Three guesses as to what that title refers to… anybody? Some might say the weather after the recent storms and heat wave, but this quote comes from an article about The Five Moments of Learning and refers to change. Most people have probably used the phrase “the only thing constant is change,” but how many of us deal well with change? Be honest. I know I’m not always good with it. Yet in this age of instant access and the explosion of social media, change seems to be happening faster and faster. How, as teachers, can we help students be prepared to manage this constant state of flux?
The illiterate of the 21st century will not be those who cannot read and write, but those who cannot learn, unlearn, and relearn.
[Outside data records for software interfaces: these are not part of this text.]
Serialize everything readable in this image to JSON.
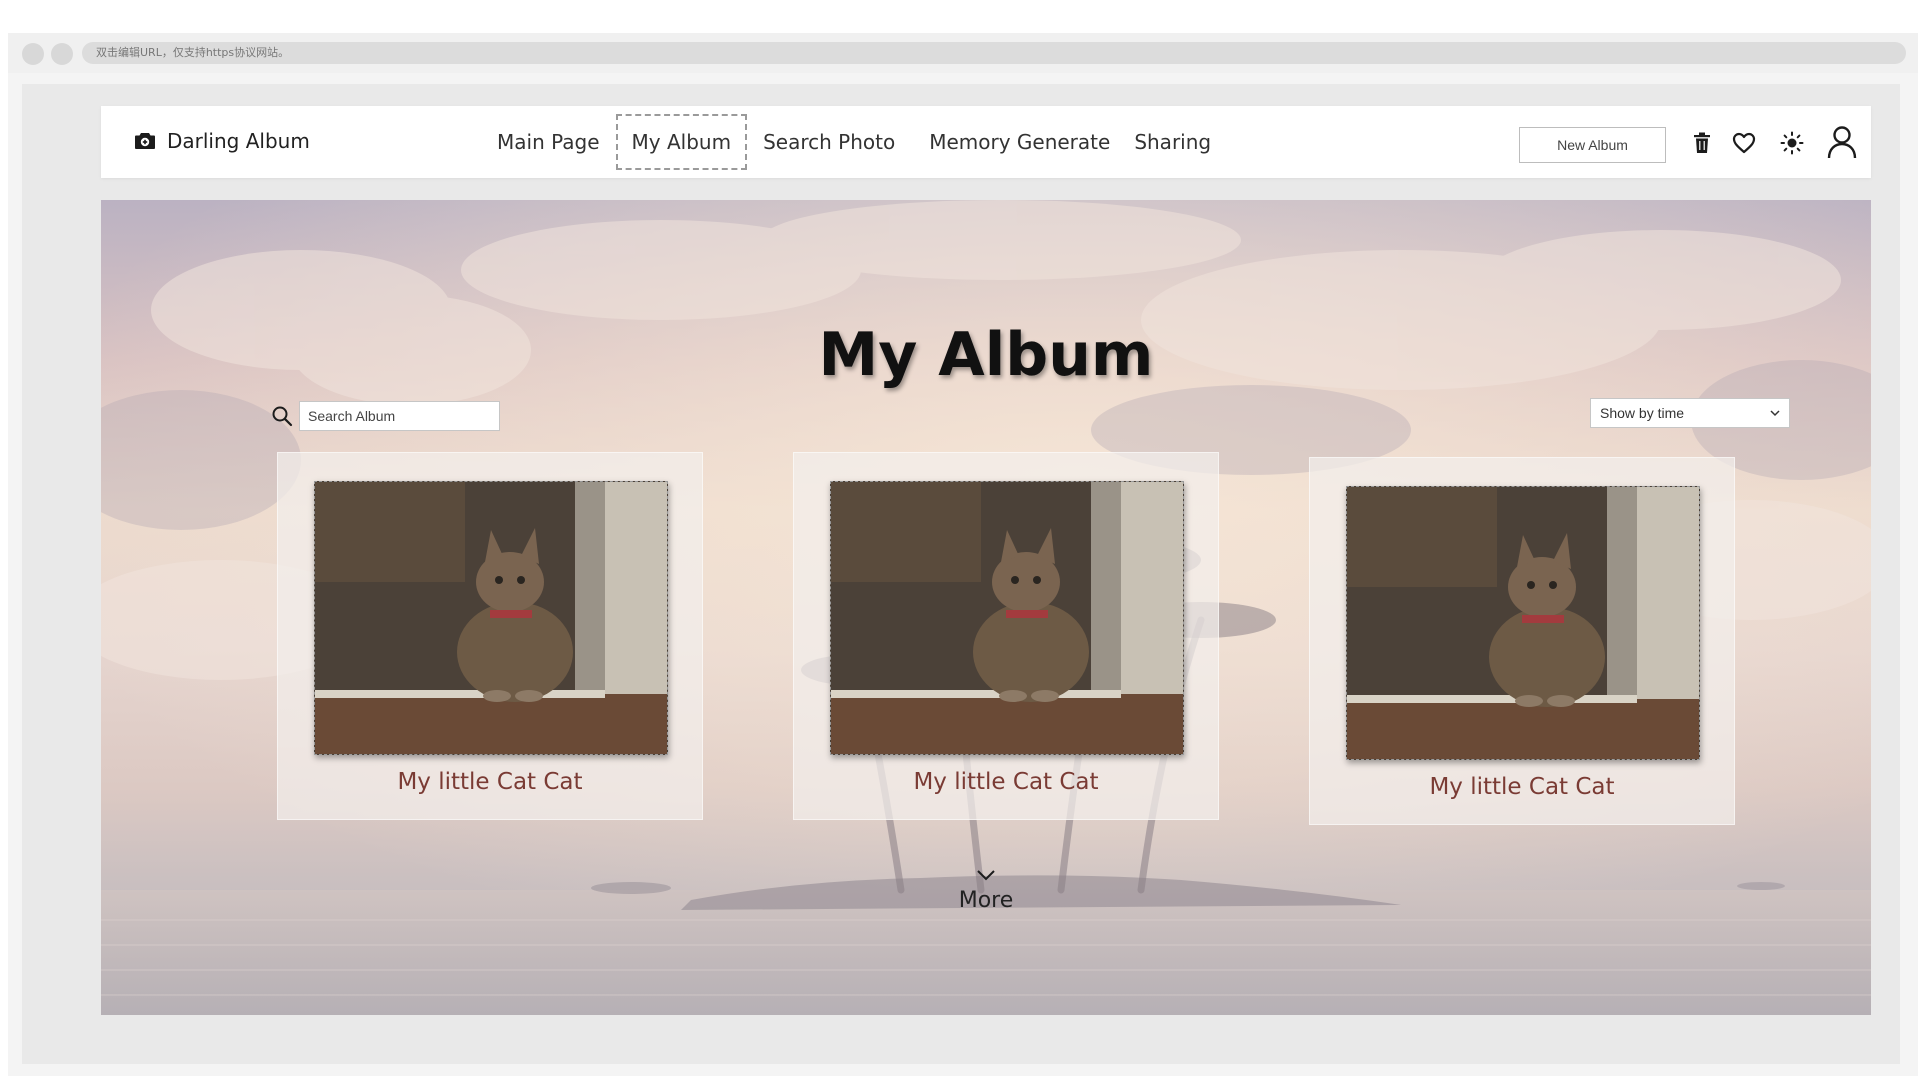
{
  "browser": {
    "url_hint": "双击编辑URL，仅支持https协议网站。"
  },
  "header": {
    "brand_name": "Darling Album",
    "nav": [
      {
        "label": "Main Page",
        "active": false
      },
      {
        "label": "My Album",
        "active": true
      },
      {
        "label": "Search Photo",
        "active": false
      },
      {
        "label": "Memory Generate",
        "active": false
      },
      {
        "label": "Sharing",
        "active": false
      }
    ],
    "new_album_label": "New Album",
    "icons": [
      "trash-icon",
      "heart-icon",
      "sun-icon",
      "user-icon"
    ]
  },
  "main": {
    "title": "My Album",
    "search_placeholder": "Search Album",
    "sort_selected": "Show by time",
    "albums": [
      {
        "label": "My little Cat Cat"
      },
      {
        "label": "My little Cat Cat"
      },
      {
        "label": "My little Cat Cat"
      }
    ],
    "more_label": "More"
  },
  "colors": {
    "album_label": "#7a3b34",
    "active_nav_border": "#9a9a9a"
  }
}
First off, let me just say I love this quote. I feel that it gets at the heart of lifelong learning. What really struck me about it, though, is that what this means is that teachers not only have to help students learn, they also have to help them unlearn. This idea of unlearning can also be thought of as breaking down stereotypes or beliefs. Such has been the challenge of Dr. Watwood this semester as many of us came in on the first night of class with a not-so-favorable impression of online learning. When he changed the syntax of that phrase from “online learning” to “learning online” I think many of us started to understand a meaningful change in semantics, too. The fact that so many of us were approaching eLearning from a skeptical stance — and yet had chosen technology as our track in this program — shows a desire on the part of at least this group of educators to embrace the change we see in our field. Yay us!
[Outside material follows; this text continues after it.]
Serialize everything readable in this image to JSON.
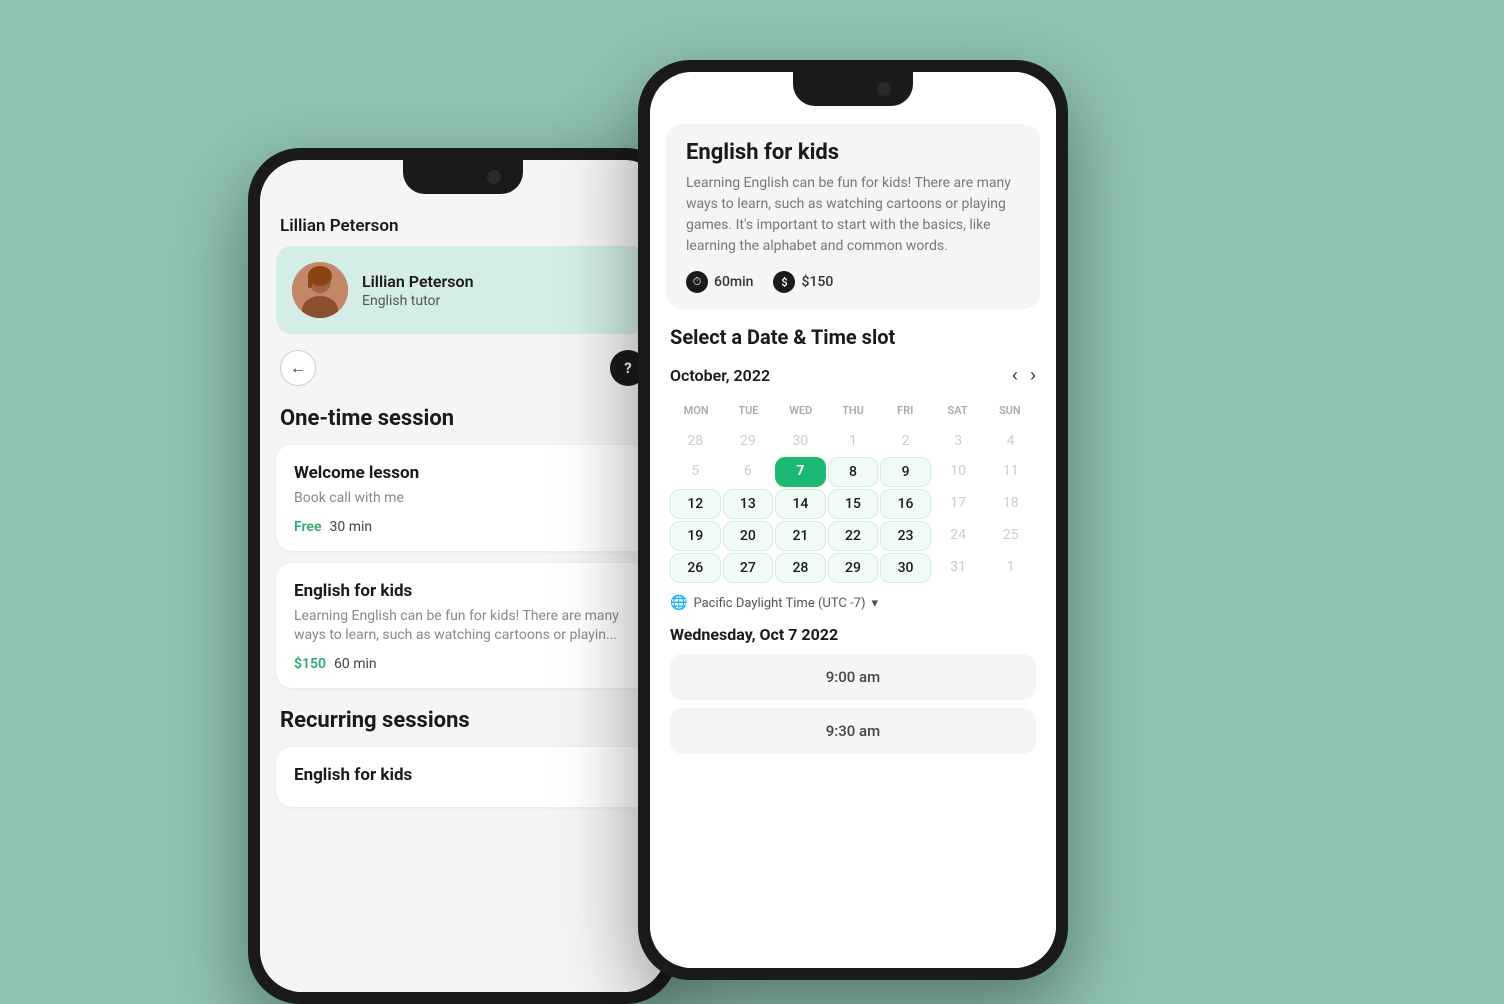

Team Merlot has grappled with these ideas of change and the new 21st century literacy in our work on the online project this past week. We’ve been trying to understand the “online teacher” and how s/he is different from what we think of as a traditional teacher — one who teaches in front of a class, face-to-face. In some respects, much has not changed. Teachers still need to do things such as plan out their instruction, guide students through the content, and provide some level of assessment. One thing that has changed is the plethora of tools now at the teacher’s disposal to source content, as evidenced by the lengthy list of resources we had to review for class this week.
In my research for the online project, I came across a number of items that discussed how students can become unengaged in their education because teachers are not embracing the wealth of current resources available. In the case of Dan Brown, he became so disillusioned with the education he was receiving at the University of Nebraska (apologies, Dr. Watwood) that he dropped out of school. In his Open Letter to Educators, he says that education should not be about memorizing and regurgitating facts, but should be about “stoking creativity and new ideas [and] empowering students to change the world for the better.” He dropped out of school, not because he wasn’t motivated, but because he says, paraphrasing Mark Twain, “my schooling was interfering with my education.” (See my previous blog post about that quote from Mark Twain.)
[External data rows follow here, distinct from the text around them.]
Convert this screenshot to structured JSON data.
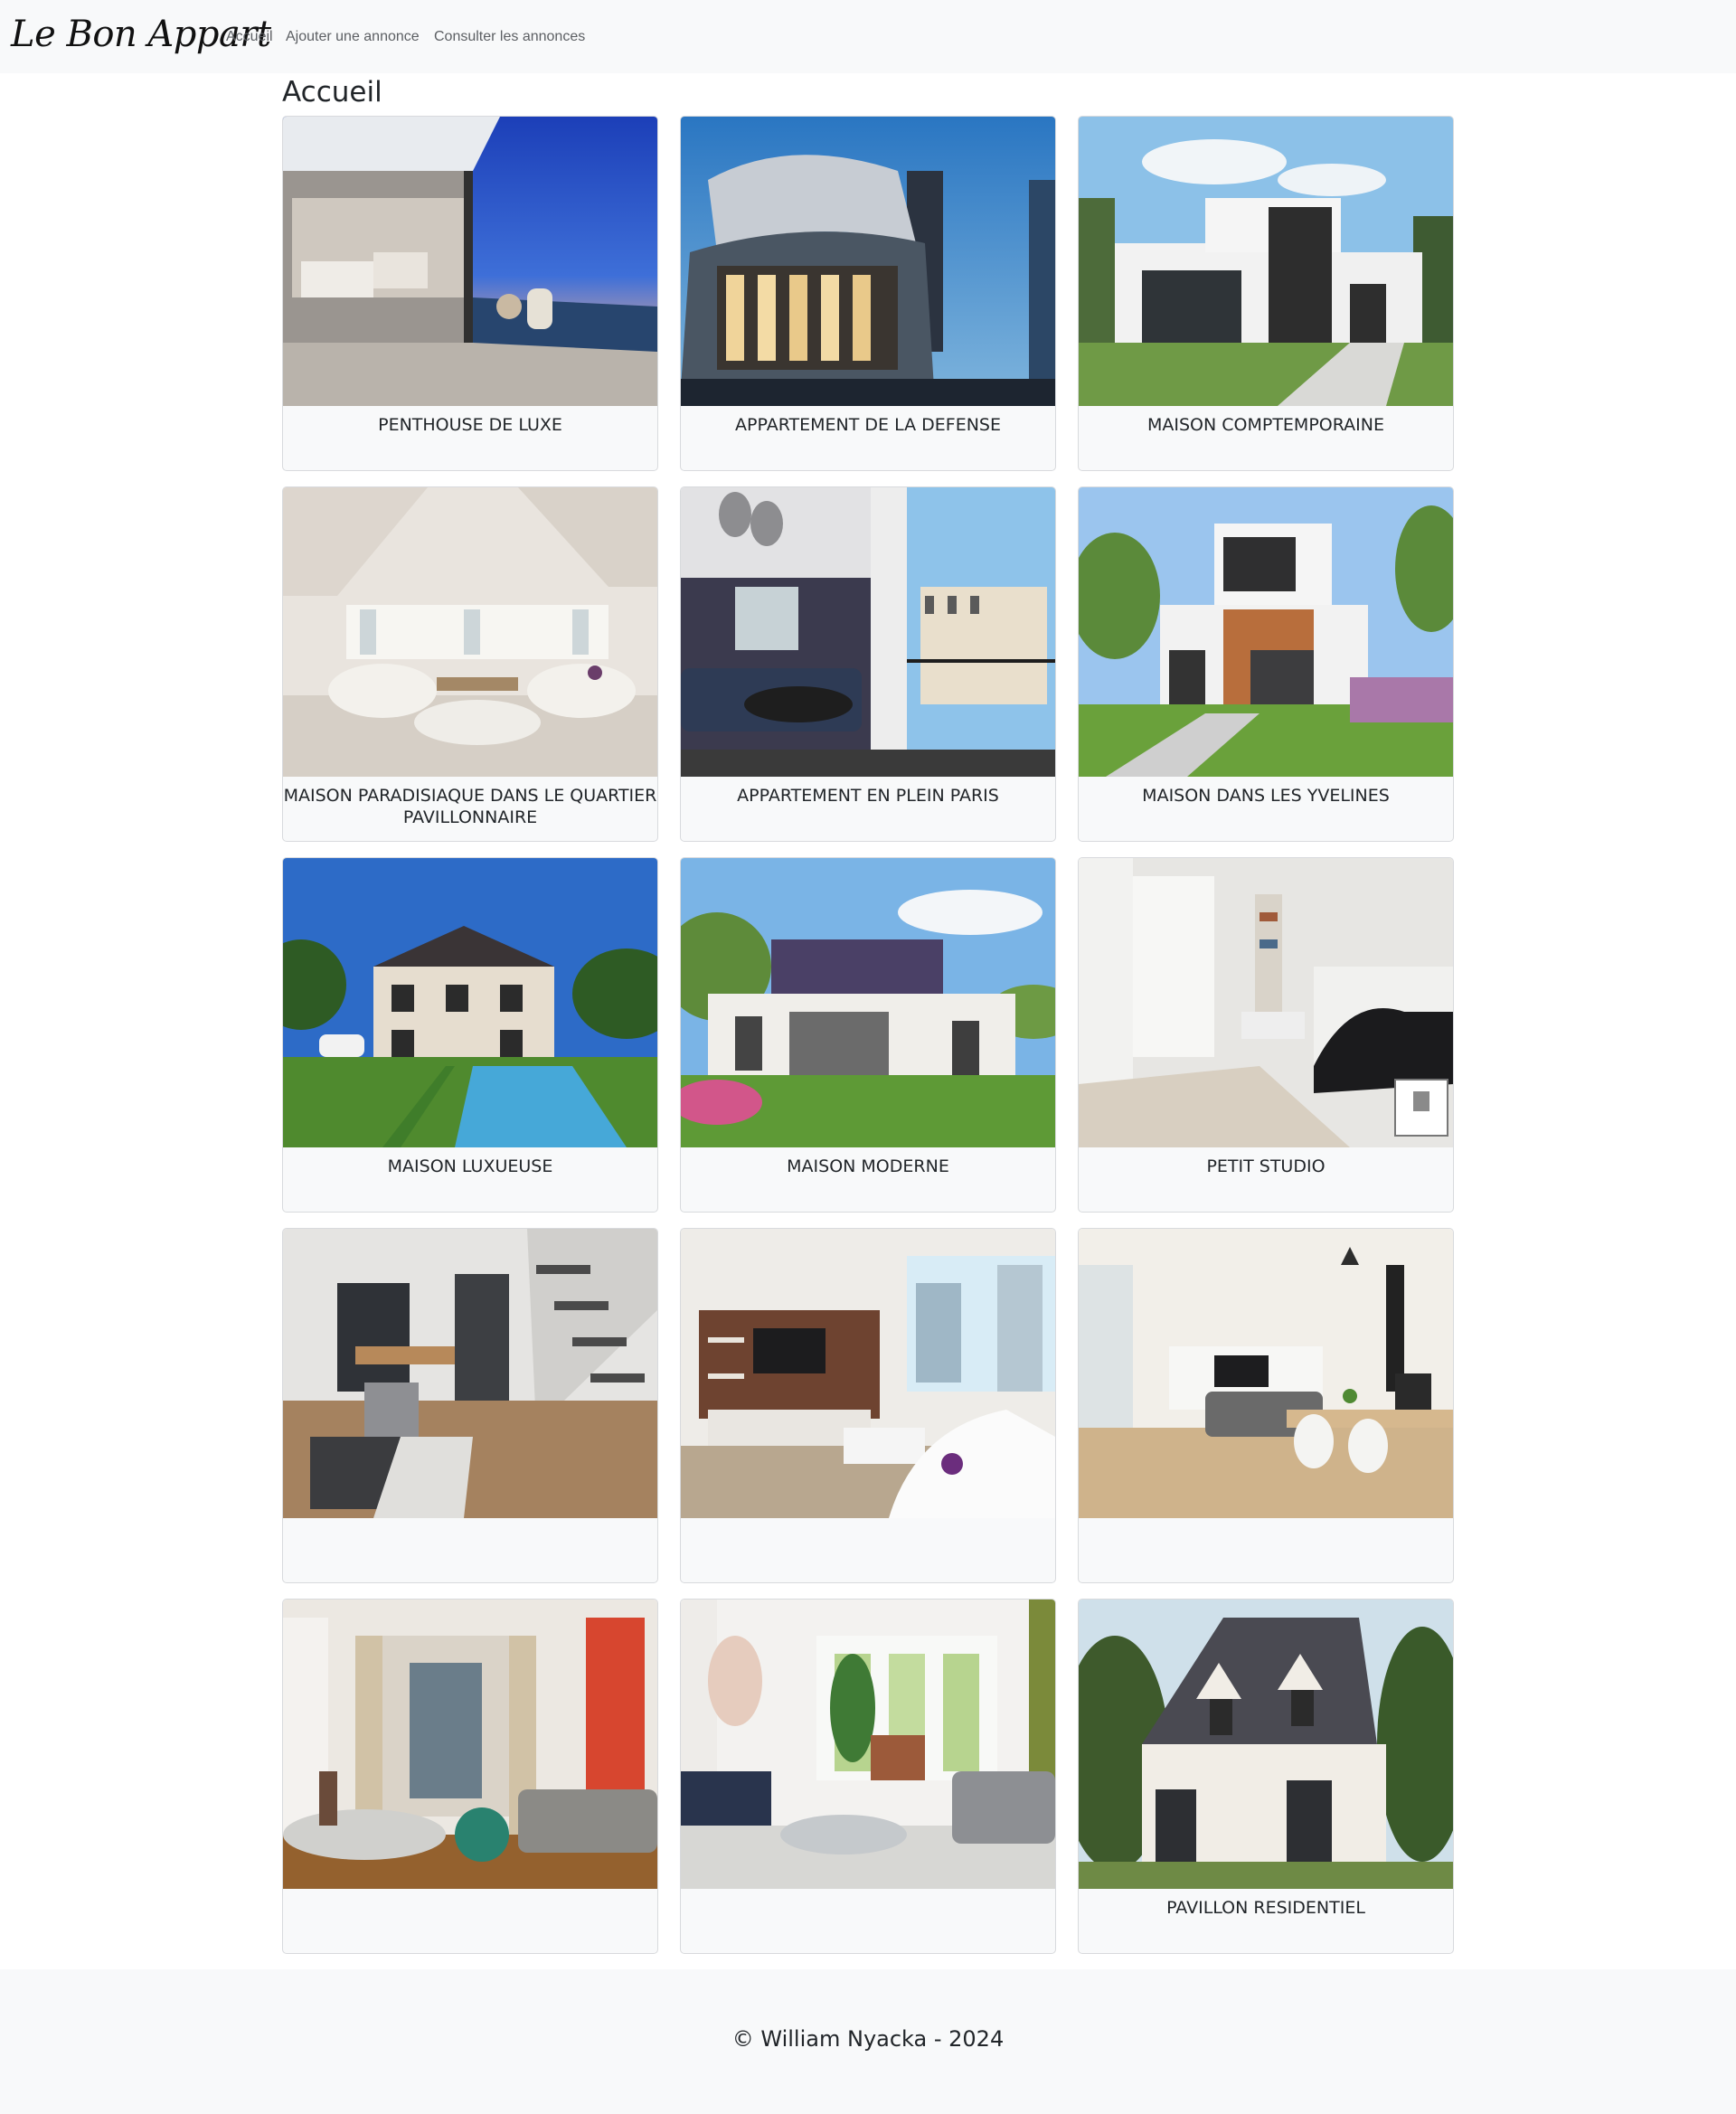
{
  "navbar": {
    "brand": "Le Bon Appart",
    "links": [
      "Accueil",
      "Ajouter une annonce",
      "Consulter les annonces"
    ]
  },
  "page": {
    "title": "Accueil"
  },
  "listings": [
    {
      "title": "PENTHOUSE DE LUXE",
      "image": "luxury-penthouse-terrace-photo"
    },
    {
      "title": "APPARTEMENT DE LA DEFENSE",
      "image": "modern-glass-building-photo"
    },
    {
      "title": "MAISON COMPTEMPORAINE",
      "image": "white-modern-house-photo"
    },
    {
      "title": "MAISON PARADISIAQUE DANS LE QUARTIER PAVILLONNAIRE",
      "image": "bright-living-room-photo"
    },
    {
      "title": "APPARTEMENT EN PLEIN PARIS",
      "image": "paris-apartment-balcony-photo"
    },
    {
      "title": "MAISON DANS LES YVELINES",
      "image": "modern-house-garden-photo"
    },
    {
      "title": "MAISON LUXUEUSE",
      "image": "house-with-pool-photo"
    },
    {
      "title": "MAISON MODERNE",
      "image": "modern-house-lawn-photo"
    },
    {
      "title": "PETIT STUDIO",
      "image": "small-studio-room-photo"
    },
    {
      "title": "",
      "image": "loft-staircase-living-photo"
    },
    {
      "title": "",
      "image": "living-room-tv-wall-photo"
    },
    {
      "title": "",
      "image": "dining-living-room-photo"
    },
    {
      "title": "",
      "image": "haussmann-living-room-photo"
    },
    {
      "title": "",
      "image": "living-dining-plants-photo"
    },
    {
      "title": "PAVILLON RESIDENTIEL",
      "image": "residential-pavilion-photo"
    }
  ],
  "footer": {
    "text": "© William Nyacka - 2024"
  }
}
Dan describes for educators what he sees as the outcome if they do not embrace change.
You don’t need to change anything. You simply need to understand that the world is changing, and if you don’t change with it, the world will decide that it doesn’t need you anymore.
That sounds “terribly unforgiving” to me.